▶ _Source information_:
::::

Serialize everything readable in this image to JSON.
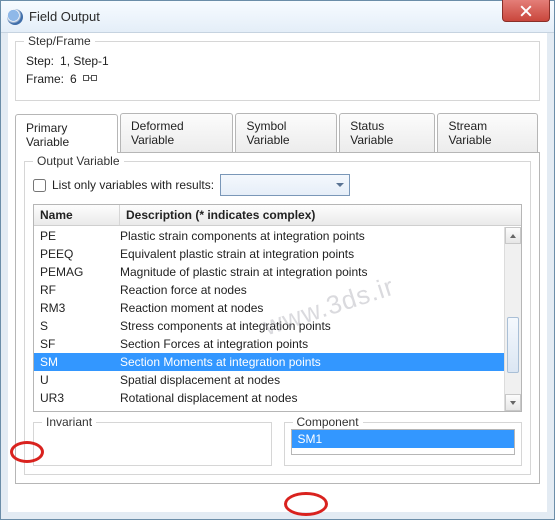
{
  "window": {
    "title": "Field Output"
  },
  "step_frame": {
    "legend": "Step/Frame",
    "step_label": "Step:",
    "step_value": "1, Step-1",
    "frame_label": "Frame:",
    "frame_value": "6"
  },
  "tabs": {
    "primary": "Primary Variable",
    "deformed": "Deformed Variable",
    "symbol": "Symbol Variable",
    "status": "Status Variable",
    "stream": "Stream Variable"
  },
  "output": {
    "legend": "Output Variable",
    "list_only_label": "List only variables with results:",
    "head_name": "Name",
    "head_desc": "Description (* indicates complex)",
    "rows": [
      {
        "name": "PE",
        "desc": "Plastic strain components at integration points"
      },
      {
        "name": "PEEQ",
        "desc": "Equivalent plastic strain at integration points"
      },
      {
        "name": "PEMAG",
        "desc": "Magnitude of plastic strain at integration points"
      },
      {
        "name": "RF",
        "desc": "Reaction force at nodes"
      },
      {
        "name": "RM3",
        "desc": "Reaction moment at nodes"
      },
      {
        "name": "S",
        "desc": "Stress components at integration points"
      },
      {
        "name": "SF",
        "desc": "Section Forces at integration points"
      },
      {
        "name": "SM",
        "desc": "Section Moments at integration points"
      },
      {
        "name": "U",
        "desc": "Spatial displacement at nodes"
      },
      {
        "name": "UR3",
        "desc": "Rotational displacement at nodes"
      }
    ],
    "selected_index": 7
  },
  "invariant": {
    "legend": "Invariant"
  },
  "component": {
    "legend": "Component",
    "items": [
      "SM1"
    ],
    "selected": "SM1"
  },
  "watermark": "www.3ds.ir"
}
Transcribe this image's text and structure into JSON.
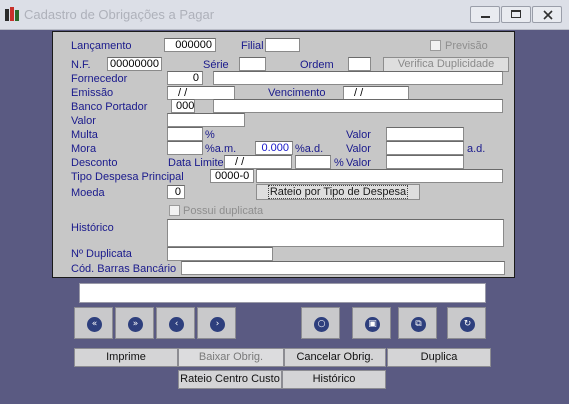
{
  "window": {
    "title": "Cadastro de Obrigações a Pagar",
    "minimize_icon": "minimize-icon",
    "maximize_icon": "maximize-icon",
    "close_icon": "close-icon"
  },
  "form": {
    "lancamento": {
      "label": "Lançamento",
      "value": "000000"
    },
    "filial": {
      "label": "Filial",
      "value": ""
    },
    "previsao": {
      "label": "Previsão",
      "checked": false
    },
    "nf": {
      "label": "N.F.",
      "value": "00000000"
    },
    "serie": {
      "label": "Série",
      "value": ""
    },
    "ordem": {
      "label": "Ordem",
      "value": ""
    },
    "verifica_label": "Verifica Duplicidade",
    "fornecedor": {
      "label": "Fornecedor",
      "code": "0",
      "name": ""
    },
    "emissao": {
      "label": "Emissão",
      "value": "/ /"
    },
    "vencimento": {
      "label": "Vencimento",
      "value": "/ /"
    },
    "banco": {
      "label": "Banco Portador",
      "code": "000",
      "name": ""
    },
    "valor": {
      "label": "Valor",
      "value": ""
    },
    "multa": {
      "label": "Multa",
      "value": "",
      "pct": "%",
      "valor_label": "Valor",
      "valor_value": ""
    },
    "mora": {
      "label": "Mora",
      "value": "",
      "am": "%a.m.",
      "rate": "0.000",
      "ad": "%a.d.",
      "valor_label": "Valor",
      "valor_value": "",
      "ad2": "a.d."
    },
    "desconto": {
      "label": "Desconto",
      "data_limite_label": "Data Limite",
      "data_limite_value": "/ /",
      "pct_value": "",
      "pct": "%",
      "valor_label": "Valor",
      "valor_value": ""
    },
    "tipo_despesa": {
      "label": "Tipo Despesa Principal",
      "code": "0000-0",
      "name": ""
    },
    "rateio_tipo_label": "Rateio por Tipo de Despesa",
    "moeda": {
      "label": "Moeda",
      "value": "0"
    },
    "possui_duplicata": {
      "label": "Possui duplicata",
      "checked": false
    },
    "historico": {
      "label": "Histórico",
      "value": ""
    },
    "n_duplicata": {
      "label": "Nº Duplicata",
      "value": ""
    },
    "cod_barras": {
      "label": "Cód. Barras Bancário",
      "value": ""
    }
  },
  "status_text": "",
  "nav_buttons": {
    "first": {
      "icon": "first-record-icon",
      "glyph": "«"
    },
    "next_page": {
      "icon": "fast-forward-icon",
      "glyph": "»"
    },
    "prev": {
      "icon": "previous-icon",
      "glyph": "‹"
    },
    "next": {
      "icon": "next-icon",
      "glyph": "›"
    },
    "new": {
      "icon": "new-record-icon",
      "glyph": "○"
    },
    "delete": {
      "icon": "delete-record-icon",
      "glyph": "▣"
    },
    "edit": {
      "icon": "edit-record-icon",
      "glyph": "⧉"
    },
    "refresh": {
      "icon": "refresh-icon",
      "glyph": "↻"
    }
  },
  "action_buttons": {
    "imprime": "Imprime",
    "baixar": "Baixar Obrig.",
    "cancelar": "Cancelar Obrig.",
    "duplica": "Duplica",
    "rateio_centro": "Rateio Centro Custo",
    "historico": "Histórico"
  },
  "colors": {
    "background": "#5a5a82",
    "panel": "#c7c7c7",
    "label": "#1a1a8c",
    "nav_icon": "#2e3f7d"
  }
}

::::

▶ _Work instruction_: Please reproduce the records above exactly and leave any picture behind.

▶ _Finished task_:
Serialize everything readable in this image to JSON.
{
  "window": {
    "title": "Field Output"
  },
  "step_frame": {
    "legend": "Step/Frame",
    "step_label": "Step:",
    "step_value": "1, Step-1",
    "frame_label": "Frame:",
    "frame_value": "6"
  },
  "tabs": {
    "primary": "Primary Variable",
    "deformed": "Deformed Variable",
    "symbol": "Symbol Variable",
    "status": "Status Variable",
    "stream": "Stream Variable"
  },
  "output": {
    "legend": "Output Variable",
    "list_only_label": "List only variables with results:",
    "head_name": "Name",
    "head_desc": "Description (* indicates complex)",
    "rows": [
      {
        "name": "PE",
        "desc": "Plastic strain components at integration points"
      },
      {
        "name": "PEEQ",
        "desc": "Equivalent plastic strain at integration points"
      },
      {
        "name": "PEMAG",
        "desc": "Magnitude of plastic strain at integration points"
      },
      {
        "name": "RF",
        "desc": "Reaction force at nodes"
      },
      {
        "name": "RM3",
        "desc": "Reaction moment at nodes"
      },
      {
        "name": "S",
        "desc": "Stress components at integration points"
      },
      {
        "name": "SF",
        "desc": "Section Forces at integration points"
      },
      {
        "name": "SM",
        "desc": "Section Moments at integration points"
      },
      {
        "name": "U",
        "desc": "Spatial displacement at nodes"
      },
      {
        "name": "UR3",
        "desc": "Rotational displacement at nodes"
      }
    ],
    "selected_index": 7
  },
  "invariant": {
    "legend": "Invariant"
  },
  "component": {
    "legend": "Component",
    "items": [
      "SM1"
    ],
    "selected": "SM1"
  },
  "watermark": "www.3ds.ir"
}
Transcribe this image's text and structure into JSON.
{
  "window": {
    "title": "Cadastro de Obrigações a Pagar",
    "minimize_icon": "minimize-icon",
    "maximize_icon": "maximize-icon",
    "close_icon": "close-icon"
  },
  "form": {
    "lancamento": {
      "label": "Lançamento",
      "value": "000000"
    },
    "filial": {
      "label": "Filial",
      "value": ""
    },
    "previsao": {
      "label": "Previsão",
      "checked": false
    },
    "nf": {
      "label": "N.F.",
      "value": "00000000"
    },
    "serie": {
      "label": "Série",
      "value": ""
    },
    "ordem": {
      "label": "Ordem",
      "value": ""
    },
    "verifica_label": "Verifica Duplicidade",
    "fornecedor": {
      "label": "Fornecedor",
      "code": "0",
      "name": ""
    },
    "emissao": {
      "label": "Emissão",
      "value": "/ /"
    },
    "vencimento": {
      "label": "Vencimento",
      "value": "/ /"
    },
    "banco": {
      "label": "Banco Portador",
      "code": "000",
      "name": ""
    },
    "valor": {
      "label": "Valor",
      "value": ""
    },
    "multa": {
      "label": "Multa",
      "value": "",
      "pct": "%",
      "valor_label": "Valor",
      "valor_value": ""
    },
    "mora": {
      "label": "Mora",
      "value": "",
      "am": "%a.m.",
      "rate": "0.000",
      "ad": "%a.d.",
      "valor_label": "Valor",
      "valor_value": "",
      "ad2": "a.d."
    },
    "desconto": {
      "label": "Desconto",
      "data_limite_label": "Data Limite",
      "data_limite_value": "/ /",
      "pct_value": "",
      "pct": "%",
      "valor_label": "Valor",
      "valor_value": ""
    },
    "tipo_despesa": {
      "label": "Tipo Despesa Principal",
      "code": "0000-0",
      "name": ""
    },
    "rateio_tipo_label": "Rateio por Tipo de Despesa",
    "moeda": {
      "label": "Moeda",
      "value": "0"
    },
    "possui_duplicata": {
      "label": "Possui duplicata",
      "checked": false
    },
    "historico": {
      "label": "Histórico",
      "value": ""
    },
    "n_duplicata": {
      "label": "Nº Duplicata",
      "value": ""
    },
    "cod_barras": {
      "label": "Cód. Barras Bancário",
      "value": ""
    }
  },
  "status_text": "",
  "nav_buttons": {
    "first": {
      "icon": "first-record-icon",
      "glyph": "«"
    },
    "next_page": {
      "icon": "fast-forward-icon",
      "glyph": "»"
    },
    "prev": {
      "icon": "previous-icon",
      "glyph": "‹"
    },
    "next": {
      "icon": "next-icon",
      "glyph": "›"
    },
    "new": {
      "icon": "new-record-icon",
      "glyph": "○"
    },
    "delete": {
      "icon": "delete-record-icon",
      "glyph": "▣"
    },
    "edit": {
      "icon": "edit-record-icon",
      "glyph": "⧉"
    },
    "refresh": {
      "icon": "refresh-icon",
      "glyph": "↻"
    }
  },
  "action_buttons": {
    "imprime": "Imprime",
    "baixar": "Baixar Obrig.",
    "cancelar": "Cancelar Obrig.",
    "duplica": "Duplica",
    "rateio_centro": "Rateio Centro Custo",
    "historico": "Histórico"
  },
  "colors": {
    "background": "#5a5a82",
    "panel": "#c7c7c7",
    "label": "#1a1a8c",
    "nav_icon": "#2e3f7d"
  }
}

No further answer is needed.